Start of Records for the task

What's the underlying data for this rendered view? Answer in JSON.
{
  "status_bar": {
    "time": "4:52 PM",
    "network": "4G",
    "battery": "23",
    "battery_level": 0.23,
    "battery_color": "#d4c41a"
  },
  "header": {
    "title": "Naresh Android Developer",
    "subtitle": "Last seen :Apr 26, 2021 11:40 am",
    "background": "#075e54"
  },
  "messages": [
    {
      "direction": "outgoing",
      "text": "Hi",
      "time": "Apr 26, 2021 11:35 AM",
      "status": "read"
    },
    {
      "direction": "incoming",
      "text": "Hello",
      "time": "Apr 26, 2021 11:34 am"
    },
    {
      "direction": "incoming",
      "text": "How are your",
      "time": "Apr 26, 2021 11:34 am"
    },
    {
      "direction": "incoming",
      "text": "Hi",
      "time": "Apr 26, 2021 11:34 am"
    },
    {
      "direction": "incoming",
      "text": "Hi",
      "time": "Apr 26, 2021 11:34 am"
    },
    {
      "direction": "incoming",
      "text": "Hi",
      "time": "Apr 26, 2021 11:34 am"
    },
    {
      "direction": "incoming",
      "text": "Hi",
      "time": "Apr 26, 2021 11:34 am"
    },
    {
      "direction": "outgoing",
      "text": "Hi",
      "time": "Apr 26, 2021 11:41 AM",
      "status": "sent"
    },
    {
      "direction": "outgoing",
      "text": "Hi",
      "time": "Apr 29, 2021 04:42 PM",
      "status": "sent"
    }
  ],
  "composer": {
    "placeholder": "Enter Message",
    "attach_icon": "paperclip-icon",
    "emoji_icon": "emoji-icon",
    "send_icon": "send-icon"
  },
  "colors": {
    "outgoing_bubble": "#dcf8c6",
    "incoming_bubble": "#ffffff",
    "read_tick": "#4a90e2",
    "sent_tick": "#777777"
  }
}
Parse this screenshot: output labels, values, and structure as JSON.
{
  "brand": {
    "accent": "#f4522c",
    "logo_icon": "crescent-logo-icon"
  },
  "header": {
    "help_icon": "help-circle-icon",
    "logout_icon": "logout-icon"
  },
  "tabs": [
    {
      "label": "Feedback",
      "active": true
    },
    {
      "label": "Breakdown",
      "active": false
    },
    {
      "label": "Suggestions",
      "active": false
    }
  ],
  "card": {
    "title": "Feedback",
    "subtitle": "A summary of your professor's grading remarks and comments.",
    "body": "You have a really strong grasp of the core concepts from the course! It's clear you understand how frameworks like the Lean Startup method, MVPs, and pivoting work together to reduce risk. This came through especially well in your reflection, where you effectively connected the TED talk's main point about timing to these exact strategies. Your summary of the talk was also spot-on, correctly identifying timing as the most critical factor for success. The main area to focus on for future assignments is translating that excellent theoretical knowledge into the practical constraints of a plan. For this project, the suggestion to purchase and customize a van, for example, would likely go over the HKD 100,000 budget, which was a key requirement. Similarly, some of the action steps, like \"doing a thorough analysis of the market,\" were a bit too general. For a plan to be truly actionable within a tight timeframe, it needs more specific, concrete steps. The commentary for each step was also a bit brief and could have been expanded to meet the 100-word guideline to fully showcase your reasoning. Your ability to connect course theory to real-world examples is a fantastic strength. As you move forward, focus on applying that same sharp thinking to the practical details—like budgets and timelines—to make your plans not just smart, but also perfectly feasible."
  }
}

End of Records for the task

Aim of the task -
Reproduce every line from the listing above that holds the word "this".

Task response -
What's the underlying data for this rendered view? Answer in JSON.
Parse this screenshot: output labels, values, and structure as JSON.
    "body": "You have a really strong grasp of the core concepts from the course! It's clear you understand how frameworks like the Lean Startup method, MVPs, and pivoting work together to reduce risk. This came through especially well in your reflection, where you effectively connected the TED talk's main point about timing to these exact strategies. Your summary of the talk was also spot-on, correctly identifying timing as the most critical factor for success. The main area to focus on for future assignments is translating that excellent theoretical knowledge into the practical constraints of a plan. For this project, the suggestion to purchase and customize a van, for example, would likely go over the HKD 100,000 budget, which was a key requirement. Similarly, some of the action steps, like \"doing a thorough analysis of the market,\" were a bit too general. For a plan to be truly actionable within a tight timeframe, it needs more specific, concrete steps. The commentary for each step was also a bit brief and could have been expanded to meet the 100-word guideline to fully showcase your reasoning. Your ability to connect course theory to real-world examples is a fantastic strength. As you move forward, focus on applying that same sharp thinking to the practical details—like budgets and timelines—to make your plans not just smart, but also perfectly feasible."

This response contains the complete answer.